== Segment start ==

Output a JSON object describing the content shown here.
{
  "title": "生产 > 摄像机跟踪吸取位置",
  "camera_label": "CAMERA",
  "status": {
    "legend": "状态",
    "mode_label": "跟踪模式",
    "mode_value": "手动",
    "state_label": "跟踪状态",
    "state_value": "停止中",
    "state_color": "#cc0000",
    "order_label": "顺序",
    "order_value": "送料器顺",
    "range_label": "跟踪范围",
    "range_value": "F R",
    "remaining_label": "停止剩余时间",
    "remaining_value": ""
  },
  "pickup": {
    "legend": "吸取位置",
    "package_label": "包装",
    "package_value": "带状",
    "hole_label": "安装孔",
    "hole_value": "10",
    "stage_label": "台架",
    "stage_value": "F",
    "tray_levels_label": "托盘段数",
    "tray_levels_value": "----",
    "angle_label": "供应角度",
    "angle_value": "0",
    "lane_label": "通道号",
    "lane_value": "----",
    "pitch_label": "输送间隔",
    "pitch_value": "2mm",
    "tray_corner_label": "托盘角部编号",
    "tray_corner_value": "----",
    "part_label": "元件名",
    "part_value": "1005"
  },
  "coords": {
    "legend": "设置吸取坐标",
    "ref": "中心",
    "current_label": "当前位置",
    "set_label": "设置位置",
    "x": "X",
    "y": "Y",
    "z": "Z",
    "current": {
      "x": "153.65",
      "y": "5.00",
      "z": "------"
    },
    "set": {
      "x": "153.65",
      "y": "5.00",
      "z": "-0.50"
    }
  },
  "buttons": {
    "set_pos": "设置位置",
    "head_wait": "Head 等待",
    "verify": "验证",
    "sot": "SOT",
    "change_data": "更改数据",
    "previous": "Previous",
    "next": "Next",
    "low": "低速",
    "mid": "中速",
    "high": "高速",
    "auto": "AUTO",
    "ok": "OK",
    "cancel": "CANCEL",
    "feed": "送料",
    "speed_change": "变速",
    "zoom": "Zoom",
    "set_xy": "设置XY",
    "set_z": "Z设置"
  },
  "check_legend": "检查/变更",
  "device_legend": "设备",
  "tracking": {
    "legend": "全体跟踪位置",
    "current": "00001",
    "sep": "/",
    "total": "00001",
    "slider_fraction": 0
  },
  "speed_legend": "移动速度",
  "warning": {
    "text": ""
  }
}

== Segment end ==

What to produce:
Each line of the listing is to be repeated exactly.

Task output:
Output a JSON object describing the content shown here.
{
  "title": "生产 > 摄像机跟踪吸取位置",
  "camera_label": "CAMERA",
  "status": {
    "legend": "状态",
    "mode_label": "跟踪模式",
    "mode_value": "手动",
    "state_label": "跟踪状态",
    "state_value": "停止中",
    "state_color": "#cc0000",
    "order_label": "顺序",
    "order_value": "送料器顺",
    "range_label": "跟踪范围",
    "range_value": "F R",
    "remaining_label": "停止剩余时间",
    "remaining_value": ""
  },
  "pickup": {
    "legend": "吸取位置",
    "package_label": "包装",
    "package_value": "带状",
    "hole_label": "安装孔",
    "hole_value": "10",
    "stage_label": "台架",
    "stage_value": "F",
    "tray_levels_label": "托盘段数",
    "tray_levels_value": "----",
    "angle_label": "供应角度",
    "angle_value": "0",
    "lane_label": "通道号",
    "lane_value": "----",
    "pitch_label": "输送间隔",
    "pitch_value": "2mm",
    "tray_corner_label": "托盘角部编号",
    "tray_corner_value": "----",
    "part_label": "元件名",
    "part_value": "1005"
  },
  "coords": {
    "legend": "设置吸取坐标",
    "ref": "中心",
    "current_label": "当前位置",
    "set_label": "设置位置",
    "x": "X",
    "y": "Y",
    "z": "Z",
    "current": {
      "x": "153.65",
      "y": "5.00",
      "z": "------"
    },
    "set": {
      "x": "153.65",
      "y": "5.00",
      "z": "-0.50"
    }
  },
  "buttons": {
    "set_pos": "设置位置",
    "head_wait": "Head 等待",
    "verify": "验证",
    "sot": "SOT",
    "change_data": "更改数据",
    "previous": "Previous",
    "next": "Next",
    "low": "低速",
    "mid": "中速",
    "high": "高速",
    "auto": "AUTO",
    "ok": "OK",
    "cancel": "CANCEL",
    "feed": "送料",
    "speed_change": "变速",
    "zoom": "Zoom",
    "set_xy": "设置XY",
    "set_z": "Z设置"
  },
  "check_legend": "检查/变更",
  "device_legend": "设备",
  "tracking": {
    "legend": "全体跟踪位置",
    "current": "00001",
    "sep": "/",
    "total": "00001",
    "slider_fraction": 0
  },
  "speed_legend": "移动速度",
  "warning": {
    "text": ""
  }
}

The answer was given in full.